The proposals Vestre is now announcing are a long way in line with the recommendations from the Travel Destinations Election the Solberg government managed to appoint just before its departure, which was tasked with investigating more sustainable tourism and more attractive local communities. Vestre’s signals have received a somewhat mixed reception from tourism organisations. But the starting point – or backdrop – is that tourism has been highlighted as a national investment area, which means that Norway will capture a larger share of the growing tourist flows in the world. More than 180,000 people work in this industry, many of them in rural areas.
Certain tourist gems are obviously becoming far too popular.

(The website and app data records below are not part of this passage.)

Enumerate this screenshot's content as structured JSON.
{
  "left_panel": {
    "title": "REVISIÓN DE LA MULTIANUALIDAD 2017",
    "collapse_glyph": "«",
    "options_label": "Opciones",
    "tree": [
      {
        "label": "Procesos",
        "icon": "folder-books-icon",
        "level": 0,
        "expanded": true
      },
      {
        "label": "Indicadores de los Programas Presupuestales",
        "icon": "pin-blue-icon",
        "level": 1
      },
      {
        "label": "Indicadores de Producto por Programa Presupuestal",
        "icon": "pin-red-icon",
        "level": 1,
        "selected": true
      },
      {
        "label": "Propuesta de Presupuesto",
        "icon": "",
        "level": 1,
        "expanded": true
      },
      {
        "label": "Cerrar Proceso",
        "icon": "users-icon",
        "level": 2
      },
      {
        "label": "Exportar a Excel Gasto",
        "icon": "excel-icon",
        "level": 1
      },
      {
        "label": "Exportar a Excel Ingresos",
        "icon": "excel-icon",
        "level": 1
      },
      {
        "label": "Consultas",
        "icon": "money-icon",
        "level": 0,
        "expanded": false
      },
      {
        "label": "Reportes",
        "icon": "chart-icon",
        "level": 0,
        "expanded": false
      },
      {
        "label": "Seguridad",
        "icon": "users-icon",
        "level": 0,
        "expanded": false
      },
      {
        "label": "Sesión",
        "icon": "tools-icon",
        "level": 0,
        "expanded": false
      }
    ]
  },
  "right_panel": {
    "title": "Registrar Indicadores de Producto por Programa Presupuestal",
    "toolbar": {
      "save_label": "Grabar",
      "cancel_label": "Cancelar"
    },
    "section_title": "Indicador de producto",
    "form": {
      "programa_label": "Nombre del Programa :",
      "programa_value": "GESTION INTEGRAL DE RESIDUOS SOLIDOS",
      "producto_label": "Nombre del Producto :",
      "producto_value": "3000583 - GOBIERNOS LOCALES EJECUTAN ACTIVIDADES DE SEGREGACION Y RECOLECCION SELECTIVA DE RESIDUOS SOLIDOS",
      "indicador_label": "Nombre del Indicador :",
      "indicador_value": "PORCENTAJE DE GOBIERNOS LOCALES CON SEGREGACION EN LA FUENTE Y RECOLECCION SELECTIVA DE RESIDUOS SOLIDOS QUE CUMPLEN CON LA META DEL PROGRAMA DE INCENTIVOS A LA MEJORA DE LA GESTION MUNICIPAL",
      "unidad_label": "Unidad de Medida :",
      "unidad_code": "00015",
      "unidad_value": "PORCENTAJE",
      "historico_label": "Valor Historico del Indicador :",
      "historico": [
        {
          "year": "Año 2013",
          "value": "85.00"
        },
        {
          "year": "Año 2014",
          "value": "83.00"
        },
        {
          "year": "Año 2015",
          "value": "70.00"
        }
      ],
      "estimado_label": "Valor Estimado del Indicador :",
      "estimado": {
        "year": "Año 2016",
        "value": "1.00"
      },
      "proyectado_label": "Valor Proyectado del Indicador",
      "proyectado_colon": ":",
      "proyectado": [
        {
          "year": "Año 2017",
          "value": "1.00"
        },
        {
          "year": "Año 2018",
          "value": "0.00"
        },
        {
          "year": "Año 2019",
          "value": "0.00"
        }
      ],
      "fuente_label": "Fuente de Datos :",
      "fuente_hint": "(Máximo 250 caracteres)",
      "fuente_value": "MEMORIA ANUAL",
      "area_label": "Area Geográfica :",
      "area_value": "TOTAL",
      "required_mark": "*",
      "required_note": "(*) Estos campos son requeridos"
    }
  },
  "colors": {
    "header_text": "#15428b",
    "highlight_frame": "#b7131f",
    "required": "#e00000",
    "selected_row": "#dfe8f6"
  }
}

But where overtourism causes an unsustainable strain on nature and towns, more powerful measures are probably needed than making it a little more expensive to sleep and park. In most places, however, you can go a long way with some simpler measures to overcome littering, wear and tear on roads, droppings on detours, and so on. Then one can slowly wonder why tourist companies and municipalities are not able to handle facilitation as necessary expenses for the acquisition of income to a greater extent.
Tourist tax or “visitor contribution” is found in many places around the world. And what variant the government ends up with after concrete proposals have been consulted on remains to be seen. Vestre promises good dialogue with all parties. Locally designed trial schemes based on local conditions, and based on national guidelines, are worth a try. But it must be emphasized from the start that the money collected is earmarked for the purpose – without seeping out to other good purposes.